the Act. In view of our decision in the connected appeal (C.A. 1138/66) s.
25(1) of the Act was, not applicable to the suit filed for the recovery of such
a debt. Civil Appeal No. 1139 of 1966, therefore, has no merit and is hereby
Civil Appeal No. 1140 of 1966 which has been
preferred by the Bank involves a very short point. According to the decree of
the High Court the plaintiff, namely, the Bank was to proceed and execute the
decree against the second defendant in the first instance and was to proceed
against the first defendant only afterwards for such balance amount which could
not be realized from the second defendant. It is not disputed that the
liability of the first and the.
second defendant was joint and several and
the decree of the High Court, proceeded on the basis of some equitable relief
144 which was sought for and granted to the first defendant.

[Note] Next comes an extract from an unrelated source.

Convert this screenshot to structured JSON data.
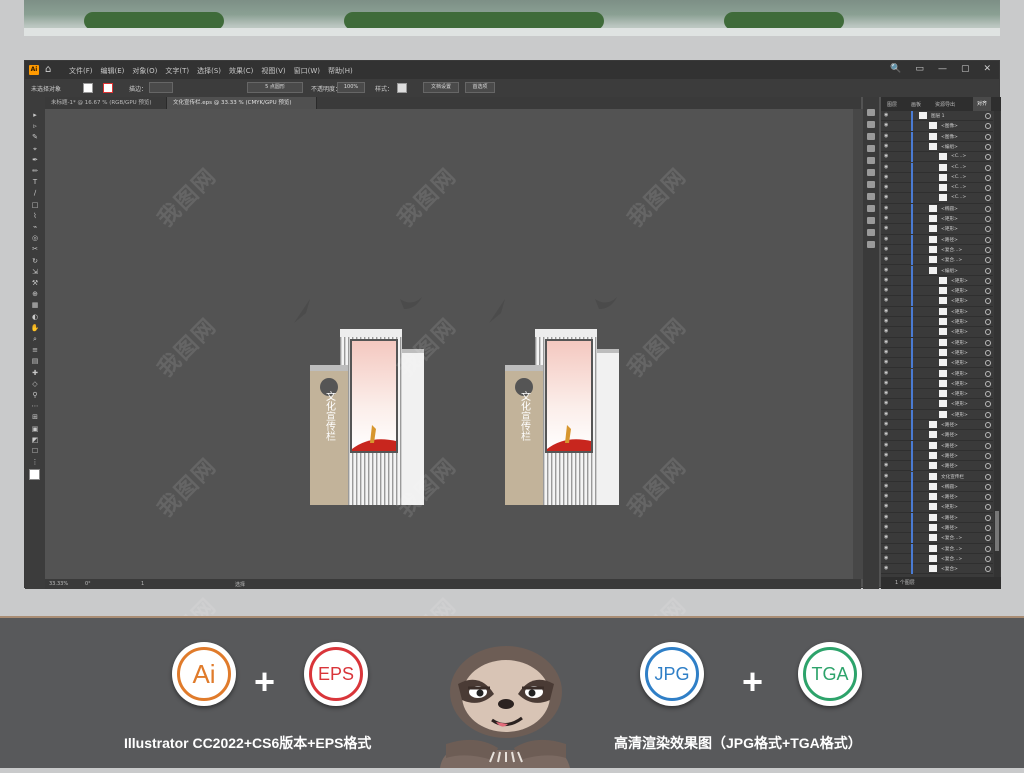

We are unable to
hold and no such principle or statutory provision has been pointed out to us
that any such equitable relief could be granted in a suit of the nature filed
by the Bank against the two defendants. We would, accordingly, allow this
appeal to the extent of deleting clause (2) of the decree and adding in clause
(1) the following words:
Both the defendants shall be jointly and
severally liable for the payment of the decretal amount.
In view of the entire circumstances the
parties in all the appeals are left to bear their own costs in this Court.